Vine ripened tomatoes taste best fresh or frozen. If you didn't grow your own tomatoes, pay a visit to your local farmer's market for a wide selection of ripe tomatoes. Pick tomatoes that are fully colored and tender, but not mushy or soft.

Step 2

Clean the tomatoes by rinsing them individually under a stream of running water. Gently rub the surface of the fruit to remove any soil. If you aren't sure if the tomatoes are organic, wash them with a mild fruit and vegetable cleaner to help remove pesticide and herbicide residues, then rinse well.

Step 3

Pop the stem off the tomatoes. If it is stubborn, use a knife to carefully remove the stem.

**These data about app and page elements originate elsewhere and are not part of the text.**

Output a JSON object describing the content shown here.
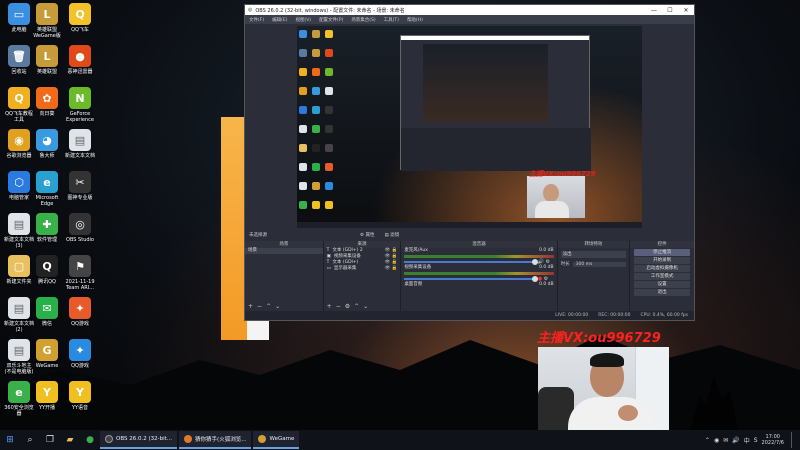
{
  "desktop": {
    "icons": [
      {
        "label": "此电脑",
        "glyph": "▭",
        "color": "#3b8fe0"
      },
      {
        "label": "英雄联盟\nWeGame版",
        "glyph": "L",
        "color": "#c79a3a"
      },
      {
        "label": "QQ飞车",
        "glyph": "Q",
        "color": "#f3c12a"
      },
      {
        "label": "回收站",
        "glyph": "🗑",
        "color": "#5a7aa0"
      },
      {
        "label": "英雄联盟",
        "glyph": "L",
        "color": "#c79a3a"
      },
      {
        "label": "恶神迅雷器",
        "glyph": "●",
        "color": "#e04a1a"
      },
      {
        "label": "QQ飞车教程\n工具",
        "glyph": "Q",
        "color": "#f0b020"
      },
      {
        "label": "向日葵",
        "glyph": "✿",
        "color": "#f06a1a"
      },
      {
        "label": "GeForce\nExperience",
        "glyph": "N",
        "color": "#6cba2a"
      },
      {
        "label": "谷歌浏览器",
        "glyph": "◉",
        "color": "#e0a020"
      },
      {
        "label": "鲁大师",
        "glyph": "◕",
        "color": "#3a9ae0"
      },
      {
        "label": "新建文本文档",
        "glyph": "▤",
        "color": "#dfe3ea"
      },
      {
        "label": "电脑管家",
        "glyph": "⬡",
        "color": "#2a7ae0"
      },
      {
        "label": "Microsoft\nEdge",
        "glyph": "e",
        "color": "#2aa0d0"
      },
      {
        "label": "图神专业版",
        "glyph": "✂",
        "color": "#333333"
      },
      {
        "label": "新建文本文档\n(3)",
        "glyph": "▤",
        "color": "#dfe3ea"
      },
      {
        "label": "软件管理",
        "glyph": "✚",
        "color": "#3ab04a"
      },
      {
        "label": "OBS Studio",
        "glyph": "◎",
        "color": "#333333"
      },
      {
        "label": "新建文件夹",
        "glyph": "▢",
        "color": "#e8c060"
      },
      {
        "label": "腾讯QQ",
        "glyph": "Q",
        "color": "#222222"
      },
      {
        "label": "2021-11-19\nTeam ARI...",
        "glyph": "⚑",
        "color": "#444444"
      },
      {
        "label": "新建文本文档\n(2)",
        "glyph": "▤",
        "color": "#dfe3ea"
      },
      {
        "label": "微信",
        "glyph": "✉",
        "color": "#2ab04a"
      },
      {
        "label": "QQ游戏",
        "glyph": "✦",
        "color": "#e85a2a"
      },
      {
        "label": "双乐斗地主\n(不是电脑版)",
        "glyph": "▤",
        "color": "#dfe3ea"
      },
      {
        "label": "WeGame",
        "glyph": "G",
        "color": "#d0a030"
      },
      {
        "label": "QQ游戏",
        "glyph": "✦",
        "color": "#2a8ae0"
      },
      {
        "label": "360安全浏览\n器",
        "glyph": "e",
        "color": "#3ab04a"
      },
      {
        "label": "YY开播",
        "glyph": "Y",
        "color": "#f0c020"
      },
      {
        "label": "YY语音",
        "glyph": "Y",
        "color": "#f0c020"
      }
    ]
  },
  "obs": {
    "title": "OBS 26.0.2 (32-bit, windows) - 配置文件: 未命名 - 场景: 未命名",
    "menu": [
      "文件(F)",
      "编辑(E)",
      "视图(V)",
      "配置文件(P)",
      "场景集合(S)",
      "工具(T)",
      "帮助(H)"
    ],
    "preview_overlay": "主播VX:ou996729",
    "scene_label": "未选择源",
    "scene_tools": [
      "⚙ 属性",
      "▤ 滤镜"
    ],
    "docks": {
      "scenes": {
        "title": "场景",
        "items": [
          "场景"
        ]
      },
      "sources": {
        "title": "来源",
        "items": [
          "文本 (GDI+) 2",
          "视频采集设备",
          "文本 (GDI+)",
          "显示器采集"
        ]
      },
      "mixer": {
        "title": "混音器",
        "channels": [
          {
            "name": "麦克风/Aux",
            "db": "0.0 dB"
          },
          {
            "name": "视频采集设备",
            "db": "0.0 dB"
          },
          {
            "name": "桌面音频",
            "db": "0.0 dB"
          }
        ]
      },
      "transitions": {
        "title": "转场特效",
        "select": "淡出",
        "duration_label": "时长",
        "duration": "300 ms"
      },
      "controls": {
        "title": "控件",
        "buttons": [
          "停止推流",
          "开始录制",
          "启动虚拟摄像机",
          "工作室模式",
          "设置",
          "退出"
        ]
      }
    },
    "status": [
      "LIVE: 00:00:00",
      "REC: 00:00:00",
      "CPU: 0.4%, 60.00 fps"
    ]
  },
  "overlay_text": "主播VX:ou996729",
  "taskbar": {
    "apps": [
      {
        "label": "OBS 26.0.2 (32-bit...",
        "color": "#444"
      },
      {
        "label": "猜你猜手(火狐浏览...",
        "color": "#e07a2a"
      },
      {
        "label": "WeGame",
        "color": "#d0a030"
      }
    ],
    "tray_icons": [
      "⌃",
      "◉",
      "✉",
      "🔊",
      "中",
      "S"
    ],
    "time": "17:00",
    "date": "2022/7/6"
  }
}
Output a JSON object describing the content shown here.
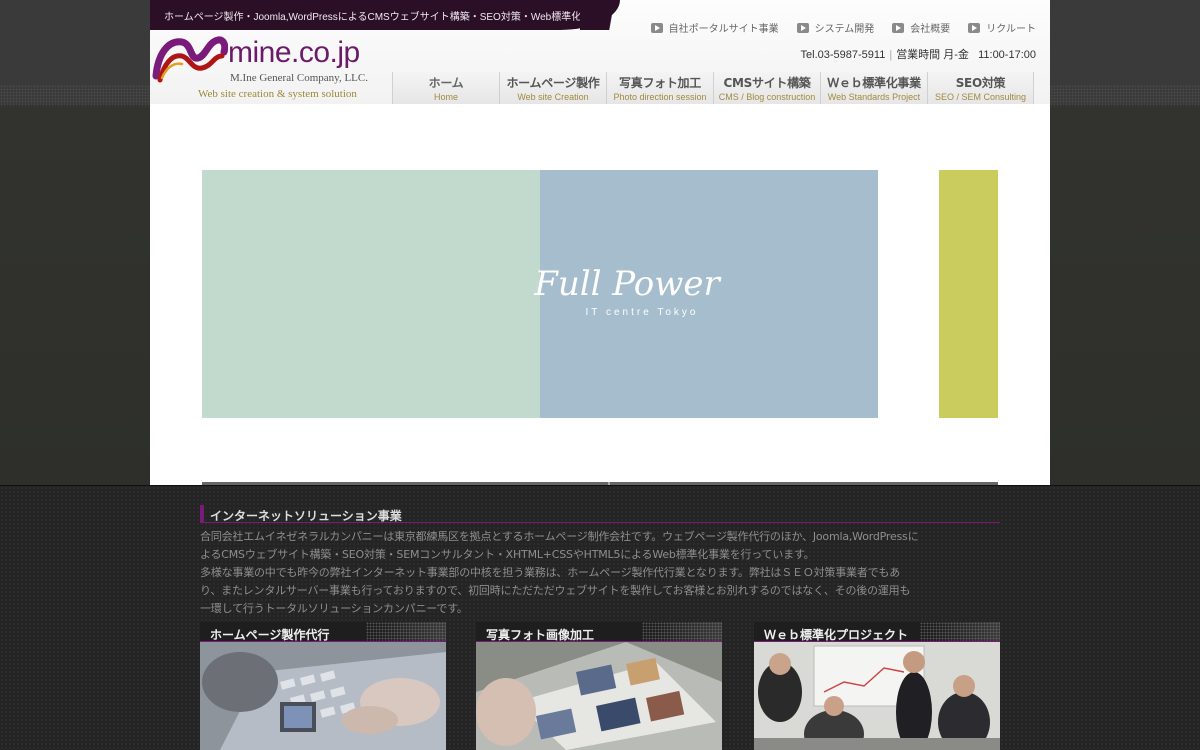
{
  "header": {
    "tagline": "ホームページ製作・Joomla,WordPressによるCMSウェブサイト構築・SEO対策・Web標準化事業",
    "util_nav": [
      {
        "label": "自社ポータルサイト事業",
        "icon": "arrow-right-icon"
      },
      {
        "label": "システム開発",
        "icon": "arrow-right-icon"
      },
      {
        "label": "会社概要",
        "icon": "arrow-right-icon"
      },
      {
        "label": "リクルート",
        "icon": "arrow-right-icon"
      }
    ],
    "tel": "Tel.03-5987-5911",
    "hours_label": "営業時間 月-金",
    "hours": "11:00-17:00"
  },
  "logo": {
    "name": "mine.co.jp",
    "company": "M.Ine General Company, LLC.",
    "slogan": "Web site creation & system solution"
  },
  "main_nav": [
    {
      "jp": "ホーム",
      "en": "Home"
    },
    {
      "jp": "ホームページ製作",
      "en": "Web site Creation"
    },
    {
      "jp": "写真フォト加工",
      "en": "Photo direction session"
    },
    {
      "jp": "CMSサイト構築",
      "en": "CMS / Blog construction"
    },
    {
      "jp": "Ｗｅｂ標準化事業",
      "en": "Web Standards Project"
    },
    {
      "jp": "SEO対策",
      "en": "SEO / SEM Consulting"
    }
  ],
  "hero": {
    "title": "Full Power",
    "subtitle": "IT centre  Tokyo"
  },
  "section": {
    "title": "インターネットソリューション事業",
    "lines": [
      "合同会社エムイネゼネラルカンパニーは東京都練馬区を拠点とするホームページ制作会社です。ウェブページ製作代行のほか、Joomla,WordPressに",
      "よるCMSウェブサイト構築・SEO対策・SEMコンサルタント・XHTML+CSSやHTML5によるWeb標準化事業を行っています。",
      "多様な事業の中でも昨今の弊社インターネット事業部の中核を担う業務は、ホームページ製作代行業となります。弊社はＳＥＯ対策事業者でもあ",
      "り、またレンタルサーバー事業も行っておりますので、初回時にただただウェブサイトを製作してお客様とお別れするのではなく、その後の運用も",
      "一環して行うトータルソリューションカンパニーです。"
    ]
  },
  "cards": [
    {
      "title": "ホームページ製作代行"
    },
    {
      "title": "写真フォト画像加工"
    },
    {
      "title": "Ｗｅｂ標準化プロジェクト"
    }
  ],
  "colors": {
    "accent": "#7a1a7a",
    "tagline_bg": "#2a0f26",
    "gold": "#a08a40",
    "slide_green": "#c2d9cd",
    "slide_blue": "#a5bdcc",
    "slide_yellow": "#cbcc5e"
  }
}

Step 4

Fill a stockpot with water and bring it to a rapid boil. Dip 2 to 3 tomatoes at a time into the water. Remove the tomatoes from the pot with a slotted spoon when the skins begin to loosen (after about 30 seconds).

Step 5

Plunge the tomatoes immediately into an ice water bath. This stops the tomatoes from cooking and further loosens the skins.

Step 6

Slide the skins off the tomatoes and compost them. Use a serrated knife to remove any stubborn bits of peel and cut out the core of the tomato. At this point you can freeze the tomatoes whole or cut them into halves or quarters.

Step 7

Pack the tomatoes into freezer bags, leaving one inch of headroom at the top of the bag. Freezer bags that have a zipper seal work best. Squeeze the air of the bag and zip the top close.

Step 8

Save room in your freezer by laying the bags of tomatoes flat on a freezer shelf. Once frozen, stack the bags wherever you would like in the freezer. Frozen tomatoes stay fresh for up to one year and taste best cooked into soups, stews, and sauces.

When I do step 6, I take it one step further and after I quarter the tomatoes and put them in a big bowl. Then I take my clean hands and squish them all up. (who likes big chunks of tomatoes in your spaghetti sauce? Not my kids!) Then I ladle them into a quart ziploc bag. Walmart brand are a cheaper price. (Be sure you squeeze the air out of the bag.)


1 comment:

Janelle said...

Wish I had this to look forward to...the frost killed all but one of our tomato plants!